WebMD, FDA partnership progresses

Share this article:

WebMD and the FDA will roll out the second phase of their partnership this fall with the addition of five condition-specific online FDA centers.

The FDA centers will focus on allergies and asthma; children's health; diabetes; heart health; and vitamins and supplements, according to a spokesperson for WebMD. Advertising on FDA's exclusive page within WebMD is not allowed.

FDA's consumer information can be found throughout the WebMD site, as well as in emailed updates, news, search, RSS feeds and in WebMD the Magazine, according to the spokesperson. The partnership was launched last December as a way for WebMD to extend access to FDA health alerts and news, and also to develop heath news stories around FDA updates. “This partnership helps protect consumers by providing greater transparency into breaking health information,” the spokesperson said.

Former FDA commissioner Andrew von Eschenbach told reporters last December that FDA content would be tailored for WebMD's audience, but “not to the point that it creates an exclusive relationship.” WebMD is the only consumer health website to partner with the FDA.

The partnership has provided “tens of millions of Americans with increased access to FDA's consumer health information,” according to a WebMD spokesperson. “This included agency warnings on food recalls, including the peanut butter recall and important product safety information.”
Share this article:
You must be a registered member of MMM to post a comment.

Email Newsletters

More in Features

Read the complete September 2014 Digital Edition

Read the complete September 2014 Digital Edition

Click the above link to access the complete Digital Edition of the August 2014 issue of MM&M, with all text, charts and pictures.

Medical marketing needs mainstream Mad Men

Medical marketing needs mainstream Mad Men

Agencies must generate emotional resonance with the target audience, not unlike Apple, Pepsi or Nike

Are discounts cutting out co-pays?

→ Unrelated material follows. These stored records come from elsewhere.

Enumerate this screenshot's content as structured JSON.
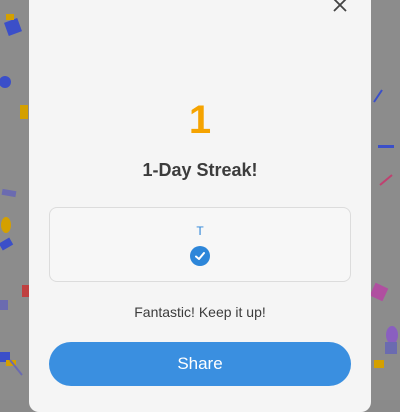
{
  "streak": {
    "count": "1",
    "title": "1-Day Streak!"
  },
  "week": {
    "day_letter": "T",
    "day_completed": true
  },
  "message": "Fantastic! Keep it up!",
  "share_label": "Share",
  "icons": {
    "close": "close-icon",
    "check": "checkmark-icon"
  },
  "colors": {
    "streak_orange": "#f5a300",
    "accent_blue": "#3a8fe0",
    "modal_bg": "#f5f5f5",
    "backdrop": "#8c8c8c"
  }
}
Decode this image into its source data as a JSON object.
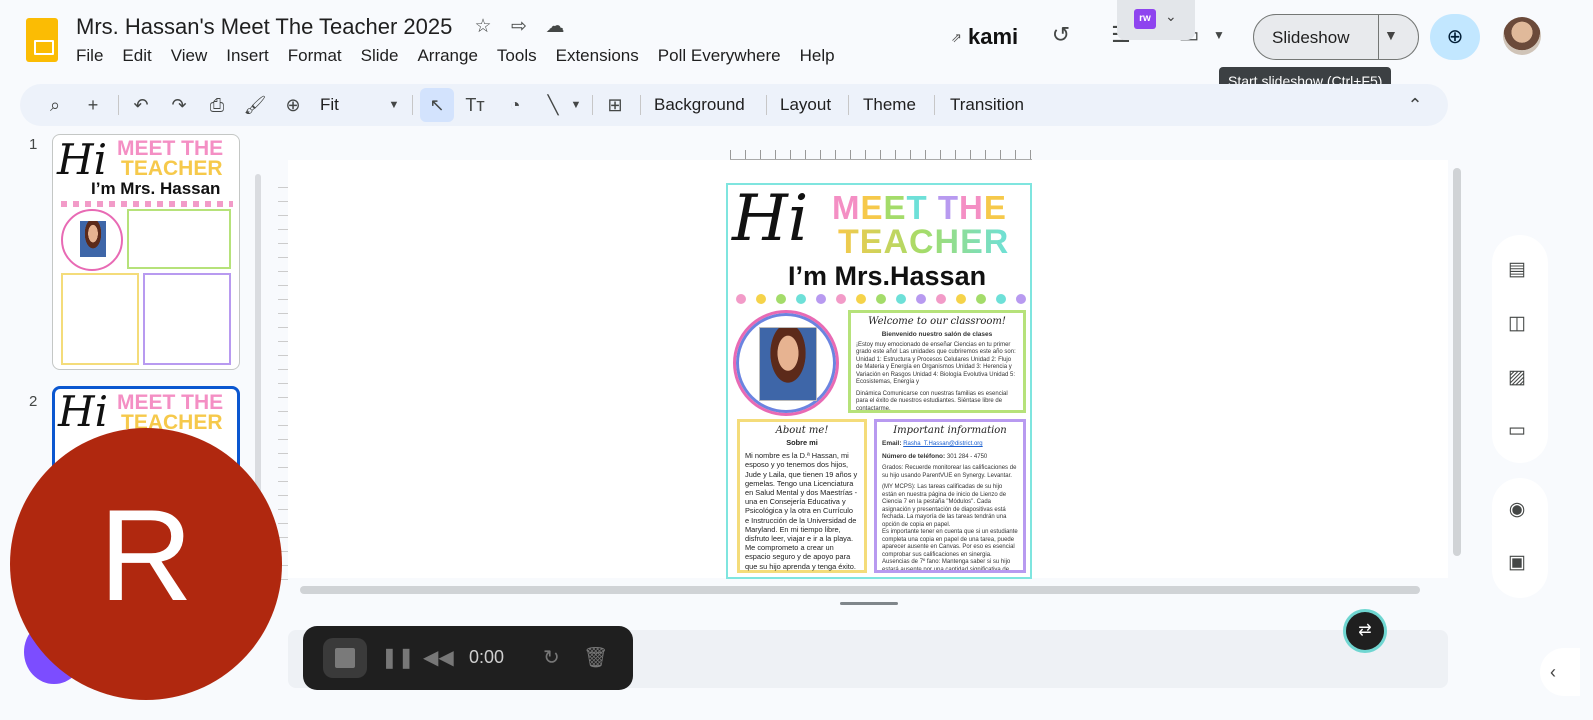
{
  "app": {
    "title": "Mrs. Hassan's Meet The Teacher 2025",
    "menu": [
      "File",
      "Edit",
      "View",
      "Insert",
      "Format",
      "Slide",
      "Arrange",
      "Tools",
      "Extensions",
      "Poll Everywhere",
      "Help"
    ],
    "kami_label": "kami",
    "slideshow_label": "Slideshow",
    "tooltip": "Start slideshow (Ctrl+F5)",
    "extension_badge": "rw"
  },
  "toolbar": {
    "zoom_label": "Fit",
    "background_label": "Background",
    "layout_label": "Layout",
    "theme_label": "Theme",
    "transition_label": "Transition"
  },
  "filmstrip": {
    "slides": [
      {
        "number": "1"
      },
      {
        "number": "2"
      }
    ]
  },
  "slide": {
    "hi": "Hi",
    "meet": "MEET THE",
    "teacher": "TEACHER",
    "im": "I’m Mrs.Hassan",
    "dot_colors": [
      "#f29bc8",
      "#f5d34a",
      "#a4dc6a",
      "#6ee0d8",
      "#b89af0",
      "#f29bc8",
      "#f5d34a",
      "#a4dc6a",
      "#6ee0d8",
      "#b89af0",
      "#f29bc8",
      "#f5d34a",
      "#a4dc6a",
      "#6ee0d8",
      "#b89af0"
    ],
    "welcome": {
      "title": "Welcome to our classroom!",
      "subtitle": "Bienvenido nuestro salón de clases",
      "body": "¡Estoy muy emocionado de enseñar Ciencias en tu primer grado este año! Las unidades que cubriremos este año son: Unidad 1: Estructura y Procesos Celulares Unidad 2: Flujo de Materia y Energía en Organismos Unidad 3: Herencia y Variación en Rasgos Unidad 4: Biología Evolutiva Unidad 5: Ecosistemas, Energía y",
      "footer": "Dinámica Comunicarse con nuestras familias es esencial para el éxito de nuestros estudiantes. Siéntase libre de contactarme."
    },
    "about": {
      "title": "About me!",
      "subtitle": "Sobre mi",
      "body": "Mi nombre es la D.ª Hassan, mi esposo y yo tenemos dos hijos, Jude y Laila, que tienen 19 años y gemelas. Tengo una Licenciatura en Salud Mental y dos Maestrías - una en Consejería Educativa y Psicológica y la otra en Currículo e Instrucción de la Universidad de Maryland. En mi tiempo libre, disfruto leer, viajar e ir a la playa. Me comprometo a crear un espacio seguro y de apoyo para que su hijo aprenda y tenga éxito."
    },
    "info": {
      "title": "Important information",
      "email_label": "Email:",
      "email_value": "Rasha_T.Hassan@district.org",
      "phone_label": "Número de teléfono:",
      "phone_value": "301 284 - 4750",
      "grades": "Grados: Recuerde monitorear las calificaciones de su hijo usando ParentVUE en Synergy. Levantar.",
      "mymcps": "(MY MCPS): Las tareas calificadas de su hijo están en nuestra página de inicio de Lienzo de Ciencia 7 en la pestaña \"Módulos\". Cada asignación y presentación de diapositivas está fechada. La mayoría de las tareas tendrán una opción de copia en papel.",
      "important": "Es importante tener en cuenta que si un estudiante completa una copia en papel de una tarea, puede aparecer ausente en Canvas. Por eso es esencial comprobar sus calificaciones en sinergia. Ausencias de 7º fano: Mantenga saber si su hijo estará ausente por una cantidad significativa de tiempo. Si, mientras está fuera de la escuela, su hijo puede acceder a nuestra página de inicio en Canvas, por favor pídales que revisen nuestras diapositivas semanales y completen cualquier tarea en \"Módulos\"."
    }
  },
  "thumb": {
    "meet": "MEET THE",
    "teacher": "TEACHER",
    "im": "I’m Mrs. Hassan"
  },
  "recorder": {
    "time": "0:00"
  },
  "presenter": {
    "initial": "R",
    "color": "#b0280f"
  }
}
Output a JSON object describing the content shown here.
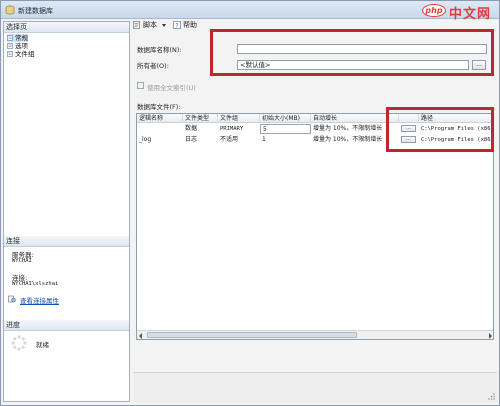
{
  "window": {
    "title": "新建数据库"
  },
  "watermark": {
    "brand_php": "php",
    "brand_cn": "中文网"
  },
  "left_panel": {
    "select_page_header": "选择页",
    "pages": [
      {
        "label": "常规",
        "selected": true
      },
      {
        "label": "选项",
        "selected": false
      },
      {
        "label": "文件组",
        "selected": false
      }
    ],
    "connection_header": "连接",
    "server_label": "服务器:",
    "server_value": "WYCHAI",
    "connection_label": "连接:",
    "connection_value": "WYCHAI\\xlszhai",
    "view_connection_link": "查看连接属性",
    "progress_header": "进度",
    "progress_status": "就绪"
  },
  "toolbar": {
    "script_label": "脚本",
    "help_label": "帮助"
  },
  "form": {
    "db_name_label": "数据库名称(N):",
    "db_name_value": "",
    "owner_label": "所有者(O):",
    "owner_value": "<默认值>",
    "owner_browse": "...",
    "fulltext_label": "使用全文索引(U)",
    "fulltext_checked": false,
    "files_label": "数据库文件(F):"
  },
  "grid": {
    "columns": [
      "逻辑名称",
      "文件类型",
      "文件组",
      "初始大小(MB)",
      "自动增长",
      "",
      "路径"
    ],
    "rows": [
      {
        "logical_name": "",
        "file_type": "数据",
        "filegroup": "PRIMARY",
        "initial_size": "5",
        "autogrowth": "增量为 10%，不限制增长",
        "path": "C:\\Program Files (x86)"
      },
      {
        "logical_name": "_log",
        "file_type": "日志",
        "filegroup": "不适用",
        "initial_size": "1",
        "autogrowth": "增量为 10%，不限制增长",
        "path": "C:\\Program Files (x86)"
      }
    ],
    "cell_button": "..."
  },
  "colors": {
    "highlight_red": "#c0262d",
    "link_blue": "#1550b0",
    "brand_red": "#e23b3b"
  }
}
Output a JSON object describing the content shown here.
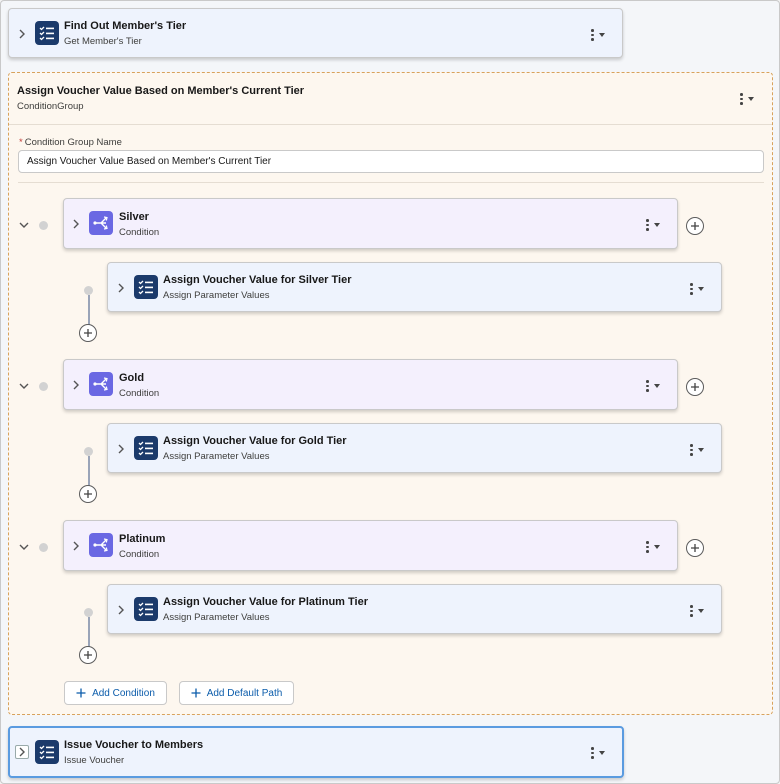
{
  "top_step": {
    "title": "Find Out Member's Tier",
    "subtitle": "Get Member's Tier"
  },
  "group": {
    "title": "Assign Voucher Value Based on Member's Current Tier",
    "type": "ConditionGroup",
    "name_label": "Condition Group Name",
    "required_mark": "*",
    "name_value": "Assign Voucher Value Based on Member's Current Tier",
    "conditions": [
      {
        "title": "Silver",
        "subtitle": "Condition",
        "child_title": "Assign Voucher Value for Silver Tier",
        "child_subtitle": "Assign Parameter Values"
      },
      {
        "title": "Gold",
        "subtitle": "Condition",
        "child_title": "Assign Voucher Value for Gold Tier",
        "child_subtitle": "Assign Parameter Values"
      },
      {
        "title": "Platinum",
        "subtitle": "Condition",
        "child_title": "Assign Voucher Value for Platinum Tier",
        "child_subtitle": "Assign Parameter Values"
      }
    ],
    "add_condition_label": "Add Condition",
    "add_default_path_label": "Add Default Path"
  },
  "bottom_step": {
    "title": "Issue Voucher to Members",
    "subtitle": "Issue Voucher"
  },
  "icons": {
    "expand": "chevron-right-icon",
    "collapse": "chevron-down-icon",
    "step": "checklist-icon",
    "condition": "branch-icon",
    "menu": "vertical-dots-icon",
    "add": "plus-circle-icon"
  },
  "colors": {
    "step_icon_bg": "#1b3a6b",
    "condition_icon_bg": "#6a68e3",
    "link": "#0b5cab",
    "group_border": "#d8a25c"
  }
}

GSK's decision to cut Advair's price spurred some PBMs to put it back on formulary. Will drugmaker discounts diminish the need for loyalty programs? How can these programs stay relevant beyond giving co-pay assistance?